What you have to do:
Pick out each line in these entries that contains the string "Leather".

Data records for software interfaces:
◆ ◆ ◆

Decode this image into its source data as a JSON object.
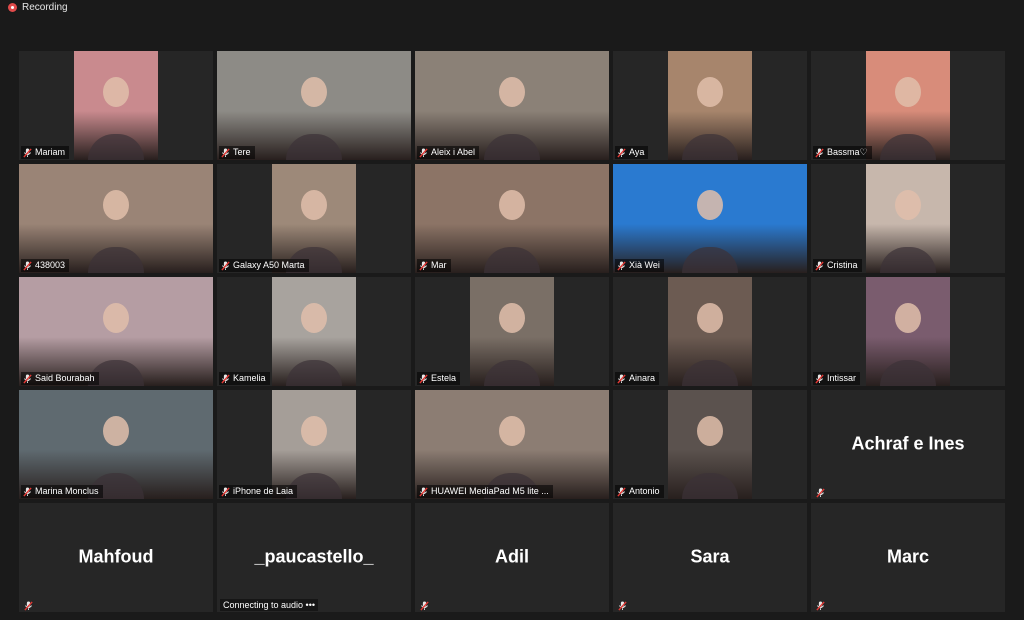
{
  "recording": {
    "label": "Recording"
  },
  "tiles": [
    {
      "name": "Mariam",
      "video": true,
      "bg": "#c98a8e"
    },
    {
      "name": "Tere",
      "video": true,
      "bg": "#8d8b86",
      "wide": true
    },
    {
      "name": "Aleix i Abel",
      "video": true,
      "bg": "#8b8177",
      "wide": true
    },
    {
      "name": "Aya",
      "video": true,
      "bg": "#a7856c"
    },
    {
      "name": "Bassma♡",
      "video": true,
      "bg": "#d88c7a"
    },
    {
      "name": "438003",
      "video": true,
      "bg": "#9a8476",
      "wide": true
    },
    {
      "name": "Galaxy A50 Marta",
      "video": true,
      "bg": "#9d8979"
    },
    {
      "name": "Mar",
      "video": true,
      "bg": "#8c7466",
      "wide": true
    },
    {
      "name": "Xià Wei",
      "video": true,
      "bg": "#2a7ad0",
      "wide": true
    },
    {
      "name": "Cristina",
      "video": true,
      "bg": "#c7b7ac"
    },
    {
      "name": "Said Bourabah",
      "video": true,
      "bg": "#b59da3",
      "wide": true
    },
    {
      "name": "Kamelia",
      "video": true,
      "bg": "#a8a39e"
    },
    {
      "name": "Estela",
      "video": true,
      "bg": "#7a6f66"
    },
    {
      "name": "Ainara",
      "video": true,
      "bg": "#6c5b52"
    },
    {
      "name": "Intissar",
      "video": true,
      "bg": "#7a5c6e"
    },
    {
      "name": "Marina Monclus",
      "video": true,
      "bg": "#5f6a70",
      "wide": true
    },
    {
      "name": "iPhone de Laia",
      "video": true,
      "bg": "#a59e98"
    },
    {
      "name": "HUAWEI MediaPad M5 lite ...",
      "video": true,
      "bg": "#8c7d73",
      "wide": true
    },
    {
      "name": "Antonio",
      "video": true,
      "bg": "#5b524e"
    },
    {
      "name": "Achraf e Ines",
      "video": false
    },
    {
      "name": "Mahfoud",
      "video": false
    },
    {
      "name": "_paucastello_",
      "video": false,
      "status": "Connecting to audio •••"
    },
    {
      "name": "Adil",
      "video": false
    },
    {
      "name": "Sara",
      "video": false
    },
    {
      "name": "Marc",
      "video": false
    }
  ]
}
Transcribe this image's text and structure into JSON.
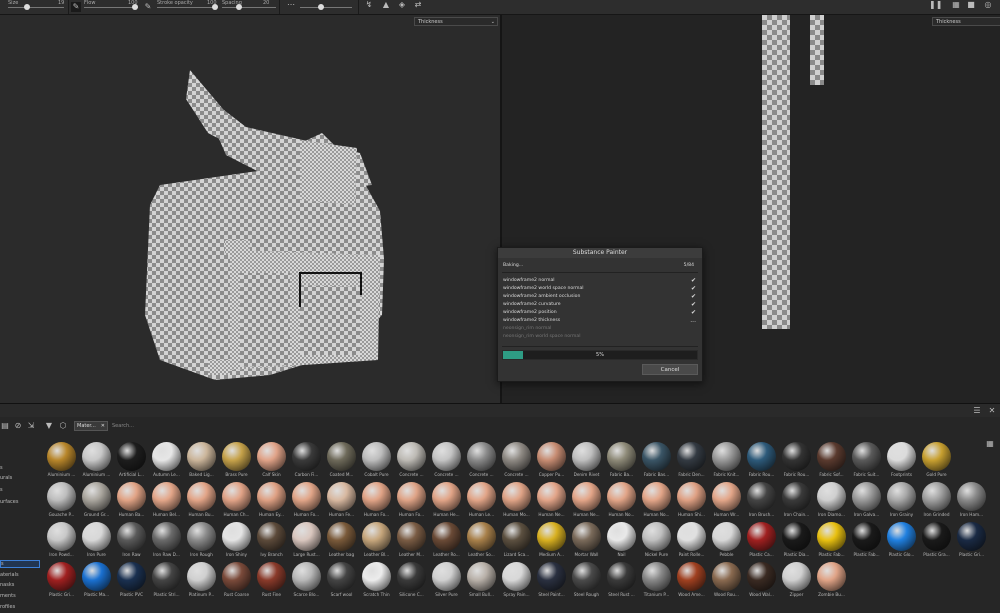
{
  "toolbar": {
    "size_label": "Size",
    "size_value": "19",
    "flow_label": "Flow",
    "flow_value": "100",
    "stroke_opacity_label": "Stroke opacity",
    "stroke_opacity_value": "100",
    "spacing_label": "Spacing",
    "spacing_value": "20"
  },
  "viewport3d": {
    "channel": "Thickness"
  },
  "viewport2d": {
    "channel": "Thickness"
  },
  "dialog": {
    "title": "Substance Painter",
    "status": "Baking...",
    "count": "5/84",
    "items": [
      {
        "label": "windowframe2 normal",
        "done": true
      },
      {
        "label": "windowframe2 world space normal",
        "done": true
      },
      {
        "label": "windowframe2 ambient occlusion",
        "done": true
      },
      {
        "label": "windowframe2 curvature",
        "done": true
      },
      {
        "label": "windowframe2 position",
        "done": true
      },
      {
        "label": "windowframe2 thickness",
        "done": false,
        "mark": "..."
      },
      {
        "label": "neonsign_rim normal",
        "done": false,
        "muted": true
      },
      {
        "label": "neonsign_rim world space normal",
        "done": false,
        "muted": true
      }
    ],
    "progress_text": "5%",
    "progress": 0.05,
    "cancel_label": "Cancel"
  },
  "shelf": {
    "tab_label": "Mater...",
    "search_placeholder": "Search...",
    "categories": [
      "s",
      "urals",
      "s",
      "urfaces",
      "",
      "",
      "",
      "s",
      "aterials",
      "nasks",
      "ments",
      "rofiles"
    ],
    "selected_category": "s",
    "materials": [
      [
        "Aluminium ...",
        "Aluminium ...",
        "Artificial L...",
        "Autumn Le...",
        "Baked Lig...",
        "Brass Pure",
        "Calf Skin",
        "Carbon Fi...",
        "Coated M...",
        "Cobalt Pure",
        "Concrete ...",
        "Concrete ...",
        "Concrete ...",
        "Concrete ...",
        "Copper Pu...",
        "Denim Rivet",
        "Fabric Ba...",
        "Fabric Bas...",
        "Fabric Den...",
        "Fabric Knit...",
        "Fabric Rou...",
        "Fabric Rou...",
        "Fabric Sof...",
        "Fabric Suit...",
        "Footprints",
        "Gold Pure"
      ],
      [
        "Gouache P...",
        "Ground Gr...",
        "Human Ba...",
        "Human Bel...",
        "Human Bu...",
        "Human Ch...",
        "Human Ey...",
        "Human Fo...",
        "Human Fe...",
        "Human Fo...",
        "Human Fo...",
        "Human He...",
        "Human Le...",
        "Human Mo...",
        "Human Ne...",
        "Human Ne...",
        "Human No...",
        "Human No...",
        "Human Shi...",
        "Human Wr...",
        "Iron Brush...",
        "Iron Chain...",
        "Iron Diamo...",
        "Iron Galva...",
        "Iron Grainy",
        "Iron Grinded",
        "Iron Ham..."
      ],
      [
        "Iron Powd...",
        "Iron Pure",
        "Iron Raw",
        "Iron Raw D...",
        "Iron Rough",
        "Iron Shiny",
        "Ivy Branch",
        "Large Rust...",
        "Leather bag",
        "Leather Bl...",
        "Leather M...",
        "Leather Ro...",
        "Leather So...",
        "Lizard Sca...",
        "Medium A...",
        "Mortar Wall",
        "Nail",
        "Nickel Pure",
        "Paint Rolle...",
        "Pebble",
        "Plastic Ca...",
        "Plastic Dia...",
        "Plastic Fab...",
        "Plastic Fab...",
        "Plastic Glo...",
        "Plastic Gra...",
        "Plastic Gri..."
      ],
      [
        "Plastic Gri...",
        "Plastic Ma...",
        "Plastic PVC",
        "Plastic Stri...",
        "Platinum P...",
        "Rust Coarse",
        "Rust Fine",
        "Scarce Blo...",
        "Scarf wool",
        "Scratch Thin",
        "Silicone C...",
        "Silver Pure",
        "Small Bull...",
        "Spray Pain...",
        "Steel Paint...",
        "Steel Rough",
        "Steel Rust ...",
        "Titanium P...",
        "Wood Ame...",
        "Wood Rou...",
        "Wood Wal...",
        "Zipper",
        "Zombie Bu..."
      ]
    ],
    "colors": [
      [
        "#b8862a",
        "#c8c8c8",
        "#1d1d1d",
        "#e6e6e6",
        "#cbb59a",
        "#c6a24a",
        "#e0a287",
        "#3a3a3a",
        "#6e6a5a",
        "#bdbdbd",
        "#bdbab4",
        "#c4c4c4",
        "#8a8a8a",
        "#8f8a84",
        "#c78c72",
        "#bfbfbf",
        "#8e8a78",
        "#3a5566",
        "#333a42",
        "#9a9a9a",
        "#2d5a7a",
        "#333",
        "#5a3a2e",
        "#5a5a5a",
        "#dcdcdc",
        "#c8a030"
      ],
      [
        "#bdbdbd",
        "#aaa69e",
        "#e1a385",
        "#e3a689",
        "#e2a487",
        "#e1a387",
        "#dea083",
        "#e1a588",
        "#d8b8a0",
        "#e0a386",
        "#dfa386",
        "#e1a487",
        "#e1a487",
        "#dfa386",
        "#e2a488",
        "#e3a588",
        "#e1a487",
        "#e2a588",
        "#dfa083",
        "#e3a689",
        "#444",
        "#3a3a3a",
        "#cfcfcf",
        "#9a9a9a",
        "#a8a8a8",
        "#a0a0a0",
        "#8a8a8a"
      ],
      [
        "#c8c8c8",
        "#d8d8d8",
        "#5a5a5a",
        "#6a6a6a",
        "#8a8a8a",
        "#e4e4e4",
        "#5c4a3a",
        "#d9c6be",
        "#7a5a3a",
        "#c6a67c",
        "#7a5c44",
        "#6a4a36",
        "#a8804a",
        "#5c5040",
        "#d8b020",
        "#7a6a5a",
        "#e8e8e8",
        "#bfbfbf",
        "#e0e0e0",
        "#d8d8d8",
        "#a02020",
        "#1a1a1a",
        "#e8c010",
        "#1a1a1a",
        "#2080e0",
        "#1a1a1a",
        "#1a2a44"
      ],
      [
        "#a02020",
        "#1a70d0",
        "#1a3050",
        "#444",
        "#cfcfcf",
        "#7a4a3a",
        "#8a3a2a",
        "#b8b8b8",
        "#444",
        "#ececec",
        "#3a3a3a",
        "#d0d0d0",
        "#b8b0a8",
        "#d8d8d8",
        "#2a3040",
        "#4a4a4a",
        "#3a3a3a",
        "#888",
        "#a04020",
        "#8a6a50",
        "#3a2a22",
        "#d0d0d0",
        "#e0a386"
      ]
    ]
  }
}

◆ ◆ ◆

Task solution:
        "Leather bag",
        "Leather Bl...",
        "Leather M...",
        "Leather Ro...",
        "Leather So...",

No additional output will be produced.